» **What the task requires**
As the answer, give every line of the records that includes the word "target".

Dataset rows for apps and sites
»»
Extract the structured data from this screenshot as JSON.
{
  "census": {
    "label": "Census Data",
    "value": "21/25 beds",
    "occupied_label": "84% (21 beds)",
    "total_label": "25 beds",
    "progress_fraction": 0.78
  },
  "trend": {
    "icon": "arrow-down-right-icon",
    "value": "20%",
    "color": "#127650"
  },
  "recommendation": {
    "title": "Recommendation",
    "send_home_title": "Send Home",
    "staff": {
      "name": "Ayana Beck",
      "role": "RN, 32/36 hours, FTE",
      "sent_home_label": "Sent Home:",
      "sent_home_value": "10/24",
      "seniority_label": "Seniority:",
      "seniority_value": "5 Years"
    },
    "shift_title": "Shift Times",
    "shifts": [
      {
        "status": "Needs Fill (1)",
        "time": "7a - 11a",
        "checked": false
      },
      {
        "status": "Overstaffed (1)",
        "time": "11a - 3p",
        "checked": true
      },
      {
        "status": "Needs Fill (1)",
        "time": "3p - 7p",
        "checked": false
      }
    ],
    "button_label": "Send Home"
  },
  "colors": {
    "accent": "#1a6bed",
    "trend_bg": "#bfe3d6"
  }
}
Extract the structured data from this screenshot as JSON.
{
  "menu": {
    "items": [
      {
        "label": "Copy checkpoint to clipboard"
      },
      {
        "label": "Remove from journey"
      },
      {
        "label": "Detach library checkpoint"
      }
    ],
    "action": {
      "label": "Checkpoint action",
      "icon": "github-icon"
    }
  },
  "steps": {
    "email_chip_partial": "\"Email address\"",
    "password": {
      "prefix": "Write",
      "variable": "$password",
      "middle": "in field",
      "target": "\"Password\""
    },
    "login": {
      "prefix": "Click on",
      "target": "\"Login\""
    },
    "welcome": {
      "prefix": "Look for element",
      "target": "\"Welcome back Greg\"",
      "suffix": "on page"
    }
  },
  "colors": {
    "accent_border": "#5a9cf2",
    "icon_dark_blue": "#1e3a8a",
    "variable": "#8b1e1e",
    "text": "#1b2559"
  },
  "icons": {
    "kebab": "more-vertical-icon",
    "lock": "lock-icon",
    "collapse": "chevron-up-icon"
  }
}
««
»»
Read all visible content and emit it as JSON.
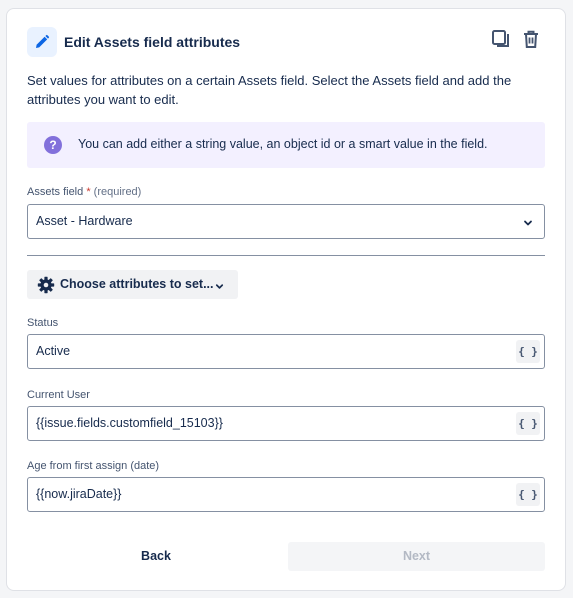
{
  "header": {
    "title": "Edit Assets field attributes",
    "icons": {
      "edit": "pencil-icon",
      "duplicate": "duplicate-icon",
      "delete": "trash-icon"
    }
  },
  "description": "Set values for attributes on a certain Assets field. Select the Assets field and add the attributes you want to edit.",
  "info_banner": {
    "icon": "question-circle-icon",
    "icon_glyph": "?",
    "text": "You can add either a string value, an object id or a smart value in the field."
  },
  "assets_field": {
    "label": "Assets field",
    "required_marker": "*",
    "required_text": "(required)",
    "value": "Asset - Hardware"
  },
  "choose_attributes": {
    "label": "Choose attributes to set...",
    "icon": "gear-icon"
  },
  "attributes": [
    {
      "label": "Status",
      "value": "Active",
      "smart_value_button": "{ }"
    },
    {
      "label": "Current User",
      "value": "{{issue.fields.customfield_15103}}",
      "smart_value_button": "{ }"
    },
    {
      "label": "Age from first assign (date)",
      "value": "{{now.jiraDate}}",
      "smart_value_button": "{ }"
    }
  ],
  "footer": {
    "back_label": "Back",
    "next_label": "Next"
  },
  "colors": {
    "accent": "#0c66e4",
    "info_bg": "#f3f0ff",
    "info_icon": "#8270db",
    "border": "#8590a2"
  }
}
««
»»
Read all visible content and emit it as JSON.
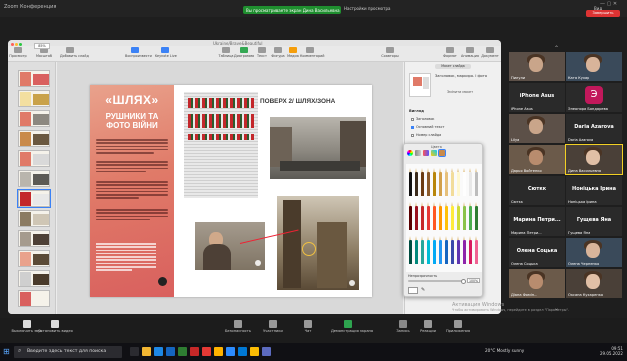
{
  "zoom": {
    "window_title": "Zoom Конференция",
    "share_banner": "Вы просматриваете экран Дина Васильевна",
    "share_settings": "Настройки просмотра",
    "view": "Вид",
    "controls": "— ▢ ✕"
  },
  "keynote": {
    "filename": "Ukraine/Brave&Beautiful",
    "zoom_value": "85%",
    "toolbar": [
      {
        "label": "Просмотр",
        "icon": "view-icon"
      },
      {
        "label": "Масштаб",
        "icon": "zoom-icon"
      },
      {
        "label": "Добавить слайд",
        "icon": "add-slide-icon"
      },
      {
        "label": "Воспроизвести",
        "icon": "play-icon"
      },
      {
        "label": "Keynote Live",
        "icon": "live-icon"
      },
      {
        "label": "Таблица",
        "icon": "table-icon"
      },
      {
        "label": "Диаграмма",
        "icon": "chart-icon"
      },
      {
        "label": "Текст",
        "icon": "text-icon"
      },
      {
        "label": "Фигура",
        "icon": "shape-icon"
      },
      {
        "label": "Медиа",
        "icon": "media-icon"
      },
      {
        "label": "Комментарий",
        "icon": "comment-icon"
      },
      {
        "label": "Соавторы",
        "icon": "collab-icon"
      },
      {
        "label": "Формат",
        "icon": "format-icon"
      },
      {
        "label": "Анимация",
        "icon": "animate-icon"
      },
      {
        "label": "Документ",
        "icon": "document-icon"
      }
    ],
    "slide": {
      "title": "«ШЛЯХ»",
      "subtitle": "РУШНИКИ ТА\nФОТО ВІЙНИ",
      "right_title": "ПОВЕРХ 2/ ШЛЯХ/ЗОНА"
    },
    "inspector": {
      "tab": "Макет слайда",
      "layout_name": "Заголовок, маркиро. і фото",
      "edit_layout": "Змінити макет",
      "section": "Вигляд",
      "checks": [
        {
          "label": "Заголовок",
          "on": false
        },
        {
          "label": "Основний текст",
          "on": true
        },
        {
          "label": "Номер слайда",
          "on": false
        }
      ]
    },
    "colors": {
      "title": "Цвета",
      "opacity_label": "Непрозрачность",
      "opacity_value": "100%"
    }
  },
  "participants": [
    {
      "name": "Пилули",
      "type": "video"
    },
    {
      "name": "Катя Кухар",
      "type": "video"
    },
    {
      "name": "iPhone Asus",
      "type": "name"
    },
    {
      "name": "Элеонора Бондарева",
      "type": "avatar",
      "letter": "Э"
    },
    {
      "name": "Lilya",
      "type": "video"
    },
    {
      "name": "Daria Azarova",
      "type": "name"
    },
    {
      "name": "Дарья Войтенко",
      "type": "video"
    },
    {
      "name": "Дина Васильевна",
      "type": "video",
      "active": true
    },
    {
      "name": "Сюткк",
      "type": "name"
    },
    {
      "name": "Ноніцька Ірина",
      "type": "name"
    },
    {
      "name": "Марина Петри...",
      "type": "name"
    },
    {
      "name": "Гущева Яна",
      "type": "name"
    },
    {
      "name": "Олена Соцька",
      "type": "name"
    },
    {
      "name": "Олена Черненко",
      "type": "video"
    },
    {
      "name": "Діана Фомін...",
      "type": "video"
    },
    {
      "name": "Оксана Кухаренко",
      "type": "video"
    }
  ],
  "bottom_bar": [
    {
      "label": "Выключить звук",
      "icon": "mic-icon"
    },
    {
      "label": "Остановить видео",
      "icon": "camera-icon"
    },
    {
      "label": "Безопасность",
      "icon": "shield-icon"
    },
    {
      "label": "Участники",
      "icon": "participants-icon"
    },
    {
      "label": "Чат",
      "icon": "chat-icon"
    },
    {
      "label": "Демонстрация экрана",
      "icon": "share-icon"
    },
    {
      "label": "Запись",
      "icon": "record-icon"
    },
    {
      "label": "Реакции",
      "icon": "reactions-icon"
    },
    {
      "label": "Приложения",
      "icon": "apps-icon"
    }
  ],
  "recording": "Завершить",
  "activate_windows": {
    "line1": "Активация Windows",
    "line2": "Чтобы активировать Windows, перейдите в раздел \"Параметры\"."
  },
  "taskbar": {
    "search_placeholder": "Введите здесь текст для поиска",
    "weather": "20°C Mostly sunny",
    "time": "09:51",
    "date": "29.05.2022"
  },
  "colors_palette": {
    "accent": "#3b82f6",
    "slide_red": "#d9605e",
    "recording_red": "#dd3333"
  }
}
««
» **Final answer**
      "target": "\"Password\""
      "target": "\"Login\""
      "target": "\"Welcome back Greg\"",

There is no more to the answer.